====== INPUT RECORDS ======

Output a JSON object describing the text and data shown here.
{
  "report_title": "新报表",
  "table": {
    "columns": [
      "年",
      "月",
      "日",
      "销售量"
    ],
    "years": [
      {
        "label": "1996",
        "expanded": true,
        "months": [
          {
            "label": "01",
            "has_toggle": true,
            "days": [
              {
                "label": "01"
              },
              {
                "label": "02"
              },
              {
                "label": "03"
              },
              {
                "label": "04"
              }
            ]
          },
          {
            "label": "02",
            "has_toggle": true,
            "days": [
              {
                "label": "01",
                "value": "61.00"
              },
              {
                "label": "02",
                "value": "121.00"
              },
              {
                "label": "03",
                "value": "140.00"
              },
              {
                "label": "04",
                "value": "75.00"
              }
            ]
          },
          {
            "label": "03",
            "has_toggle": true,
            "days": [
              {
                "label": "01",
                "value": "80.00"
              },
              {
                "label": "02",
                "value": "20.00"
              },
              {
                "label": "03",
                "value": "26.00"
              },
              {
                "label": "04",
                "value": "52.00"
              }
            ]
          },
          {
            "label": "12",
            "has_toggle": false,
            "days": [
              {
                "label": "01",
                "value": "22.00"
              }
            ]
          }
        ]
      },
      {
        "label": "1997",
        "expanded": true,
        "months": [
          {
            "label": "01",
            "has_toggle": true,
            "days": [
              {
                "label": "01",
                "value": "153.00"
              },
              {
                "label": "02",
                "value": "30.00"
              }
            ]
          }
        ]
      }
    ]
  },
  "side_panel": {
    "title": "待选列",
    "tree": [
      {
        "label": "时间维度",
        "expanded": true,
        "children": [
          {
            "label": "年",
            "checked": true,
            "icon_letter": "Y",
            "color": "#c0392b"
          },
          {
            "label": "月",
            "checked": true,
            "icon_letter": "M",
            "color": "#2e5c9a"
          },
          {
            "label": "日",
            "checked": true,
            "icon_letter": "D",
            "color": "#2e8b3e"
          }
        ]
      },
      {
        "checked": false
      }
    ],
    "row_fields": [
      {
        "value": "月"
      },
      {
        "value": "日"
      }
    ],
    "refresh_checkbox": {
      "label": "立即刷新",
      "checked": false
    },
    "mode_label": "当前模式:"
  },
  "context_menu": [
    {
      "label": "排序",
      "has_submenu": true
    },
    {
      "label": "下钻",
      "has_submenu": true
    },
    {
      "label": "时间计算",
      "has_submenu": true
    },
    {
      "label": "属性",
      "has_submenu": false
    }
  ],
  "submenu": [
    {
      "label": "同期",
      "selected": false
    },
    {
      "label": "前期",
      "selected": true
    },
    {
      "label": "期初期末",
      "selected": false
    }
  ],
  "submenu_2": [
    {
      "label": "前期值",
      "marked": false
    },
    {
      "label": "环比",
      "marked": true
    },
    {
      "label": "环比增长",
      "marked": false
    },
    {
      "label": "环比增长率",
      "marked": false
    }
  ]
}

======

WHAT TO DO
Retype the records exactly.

WORKED SOLUTION
Output a JSON object describing the text and data shown here.
{
  "report_title": "新报表",
  "table": {
    "columns": [
      "年",
      "月",
      "日",
      "销售量"
    ],
    "years": [
      {
        "label": "1996",
        "expanded": true,
        "months": [
          {
            "label": "01",
            "has_toggle": true,
            "days": [
              {
                "label": "01"
              },
              {
                "label": "02"
              },
              {
                "label": "03"
              },
              {
                "label": "04"
              }
            ]
          },
          {
            "label": "02",
            "has_toggle": true,
            "days": [
              {
                "label": "01",
                "value": "61.00"
              },
              {
                "label": "02",
                "value": "121.00"
              },
              {
                "label": "03",
                "value": "140.00"
              },
              {
                "label": "04",
                "value": "75.00"
              }
            ]
          },
          {
            "label": "03",
            "has_toggle": true,
            "days": [
              {
                "label": "01",
                "value": "80.00"
              },
              {
                "label": "02",
                "value": "20.00"
              },
              {
                "label": "03",
                "value": "26.00"
              },
              {
                "label": "04",
                "value": "52.00"
              }
            ]
          },
          {
            "label": "12",
            "has_toggle": false,
            "days": [
              {
                "label": "01",
                "value": "22.00"
              }
            ]
          }
        ]
      },
      {
        "label": "1997",
        "expanded": true,
        "months": [
          {
            "label": "01",
            "has_toggle": true,
            "days": [
              {
                "label": "01",
                "value": "153.00"
              },
              {
                "label": "02",
                "value": "30.00"
              }
            ]
          }
        ]
      }
    ]
  },
  "side_panel": {
    "title": "待选列",
    "tree": [
      {
        "label": "时间维度",
        "expanded": true,
        "children": [
          {
            "label": "年",
            "checked": true,
            "icon_letter": "Y",
            "color": "#c0392b"
          },
          {
            "label": "月",
            "checked": true,
            "icon_letter": "M",
            "color": "#2e5c9a"
          },
          {
            "label": "日",
            "checked": true,
            "icon_letter": "D",
            "color": "#2e8b3e"
          }
        ]
      },
      {
        "checked": false
      }
    ],
    "row_fields": [
      {
        "value": "月"
      },
      {
        "value": "日"
      }
    ],
    "refresh_checkbox": {
      "label": "立即刷新",
      "checked": false
    },
    "mode_label": "当前模式:"
  },
  "context_menu": [
    {
      "label": "排序",
      "has_submenu": true
    },
    {
      "label": "下钻",
      "has_submenu": true
    },
    {
      "label": "时间计算",
      "has_submenu": true
    },
    {
      "label": "属性",
      "has_submenu": false
    }
  ],
  "submenu": [
    {
      "label": "同期",
      "selected": false
    },
    {
      "label": "前期",
      "selected": true
    },
    {
      "label": "期初期末",
      "selected": false
    }
  ],
  "submenu_2": [
    {
      "label": "前期值",
      "marked": false
    },
    {
      "label": "环比",
      "marked": true
    },
    {
      "label": "环比增长",
      "marked": false
    },
    {
      "label": "环比增长率",
      "marked": false
    }
  ]
}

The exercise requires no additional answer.